Never did I think I’d live through a global pandemic, let alone read about how grandma’s chintz is so hot right now.
As I sit in my grandmillennial-esque office writing a post about grandmillennialism, I can’t help but wonder…how is something so rooted in tradition and based on tried-and-true design principles considered to be trendy?
The concept of tradition and trends are antonymous to each other, no?
When I think of my own personal design style, I feel that I err part new-traditional and part GM – there’s certainly some overlap. But never have I considered my style to be trendy.
On social media, it seems Grandmillennial has been somehow defined only by pastel walls and Les Touches pillows. I think it’s important to mention that yes, it is that, but it’s also much more than that. So I put together a graphic & list that consists of what I believe to be all things Grandmillennial.
- Classic patterns
- Pleated shades
- Fine china
- Skirted/ruffled fabric
- Scalloped edges
- Wood furniture
- Boxwood topiary
- Foo dogs
- Fringe & trim
- Rose medallion ware
- Curtains & valances
- Rooms inspired by design icons Mario Buatta and Sister Parish
WHY IS GRANDMILLENNIAL TRENDING?
Although Grandmillennial is currently trending, I don’t believe that it’s trendy.
I think the term “Grandmillennial” (coined by Emma Bazilian in a September 2019 House Beautiful article) is new and therefore, fueling the trend train engine. However, the style consists of all things feminine, beautiful, and timeless. It’s breathing new life into old things. Emma put a name to the millennials who swooned over old images of faded florals.
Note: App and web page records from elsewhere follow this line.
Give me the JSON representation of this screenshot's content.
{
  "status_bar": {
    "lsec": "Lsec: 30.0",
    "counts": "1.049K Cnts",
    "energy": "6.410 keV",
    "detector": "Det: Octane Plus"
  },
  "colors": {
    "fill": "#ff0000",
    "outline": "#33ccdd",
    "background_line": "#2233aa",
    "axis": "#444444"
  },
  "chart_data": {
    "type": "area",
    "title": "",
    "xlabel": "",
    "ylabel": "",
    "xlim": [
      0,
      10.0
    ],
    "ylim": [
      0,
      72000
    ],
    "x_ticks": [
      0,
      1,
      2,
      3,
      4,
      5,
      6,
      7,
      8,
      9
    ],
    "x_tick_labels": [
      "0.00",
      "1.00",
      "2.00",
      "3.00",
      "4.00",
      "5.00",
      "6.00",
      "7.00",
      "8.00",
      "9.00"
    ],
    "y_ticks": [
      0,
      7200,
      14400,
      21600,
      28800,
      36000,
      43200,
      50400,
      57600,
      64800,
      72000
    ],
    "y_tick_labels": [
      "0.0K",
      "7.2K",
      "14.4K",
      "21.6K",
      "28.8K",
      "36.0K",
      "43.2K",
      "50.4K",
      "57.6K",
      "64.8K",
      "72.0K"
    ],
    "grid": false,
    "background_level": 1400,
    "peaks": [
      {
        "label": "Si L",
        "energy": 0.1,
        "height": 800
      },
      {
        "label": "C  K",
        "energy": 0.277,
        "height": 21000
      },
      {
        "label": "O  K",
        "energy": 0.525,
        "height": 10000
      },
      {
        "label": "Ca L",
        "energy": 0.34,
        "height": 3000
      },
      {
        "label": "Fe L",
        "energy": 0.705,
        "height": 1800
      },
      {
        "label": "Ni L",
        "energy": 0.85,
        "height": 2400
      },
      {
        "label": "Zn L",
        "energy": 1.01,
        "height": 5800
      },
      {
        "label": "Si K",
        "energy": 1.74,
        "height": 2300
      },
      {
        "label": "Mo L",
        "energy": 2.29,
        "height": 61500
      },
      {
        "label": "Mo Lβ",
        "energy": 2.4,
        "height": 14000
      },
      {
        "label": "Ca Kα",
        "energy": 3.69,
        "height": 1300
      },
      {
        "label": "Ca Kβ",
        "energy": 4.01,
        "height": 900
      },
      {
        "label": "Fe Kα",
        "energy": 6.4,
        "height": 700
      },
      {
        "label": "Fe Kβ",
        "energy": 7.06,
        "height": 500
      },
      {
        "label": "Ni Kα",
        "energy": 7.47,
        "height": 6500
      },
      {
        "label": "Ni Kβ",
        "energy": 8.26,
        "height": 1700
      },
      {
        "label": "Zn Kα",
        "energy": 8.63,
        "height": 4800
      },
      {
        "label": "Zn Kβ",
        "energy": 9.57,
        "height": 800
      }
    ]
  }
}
A library designed by Mario Buatta in a 1984 issue of House & Garden
Trends typically are expensive and usually gone just as quickly as you can implement them.
But being a Grandmillennial? That shit is cheap. And attainable.
You may not find many boucle chairs on Facebook Marketplace, but you will find plenty of solid wood furniture and vintage drapes. If you’re lucky, maybe a 30-year-old floral sofa that’s been preserved by the iconic plastic cover. Grandmillenials thrive off the thrill of secondhand hunting.
Look – I’ve ridden the modern farmhouse trend train (see: being hit upside the head with a reclaimed wood plank) and this concept of Grandmillennial, granny-chic, meemaw-chic; whatever you want to call it…it’s here to stay. The idea of creating a collected, layered room that tells a story will never not be in style.
Over the last year, people seem to be looking for a sense of familiarity and comfort in their homes, which has resulted in a shift back to an appreciation of classic design. There’s an emotional connection to this “trend.” The nostalgia of warmth, fun, and femininity.
Sony foray into Grandmillenial-ism started by inheriting a vintage mahogany Ming coffee table from my great grandmother. She was my one of my favorite people in the entire world and I was gutted when she passed in 2009. My at least 70 year old coffee table was a wedding gift to her and my gpa from an uncle and then a wedding gift to me and my husband. I had the worst time styling it with my furniture because I kept trying to mash it into vintage farmhouse or another trendy style that wasn’t me. And then I discovered Laurel Bern and it all made sense. My beloved coffee table now holds a proper place in my modern traditional living room, with an English roll arm sofa and chippendale chairs. Finally a real tribute to the wonderful woman who gave her to me.
Wow, Kimi! What a touching story 💚 I’m so glad you were able to use the coffee table. And it’s even better that it has meaning!
I heard you mention you spent quite some time writing this and I want to tell you that it was a great read. I am not a millennial but I do appreciate this style and try to pull this off in my home.
Thank you Maggie!
I too am far from being a millennial but I 100% agree! In fact when I first heard this term I thought it was kinda…weird. I’d been admiring British country style for a long time and to me these two styles seemed pretty similar because of the classic shapes, mixed patterns and hand-me-down coziness. I think terms like this can be useful in marketing. But I also think that trendy is a misused word. Grandmillenial, New Trad, whatever you want to call it, might be trending but it could never be considered trendy!
Elyse C says
We’ve ridden the farmhouse train too… and kicking ourselves for just how much we spent on furniture, decor, fixtures that we were over in less than 5 years. I wanted to choose a style and pieces for our new-to-us 1920 home that would look modern yet timeless, so I was very thankful for the Grandmillenial “trend”. We recently came across a home for sale that hadn’t been updated in decades, but the decor STILL looked timeless (perhaps it looked dated from 80s to 2010s though) and that’s what I’m hoping to strive for.
Wonderfully written. I don’t love this trend but I think you do a fabulous job at pulling it off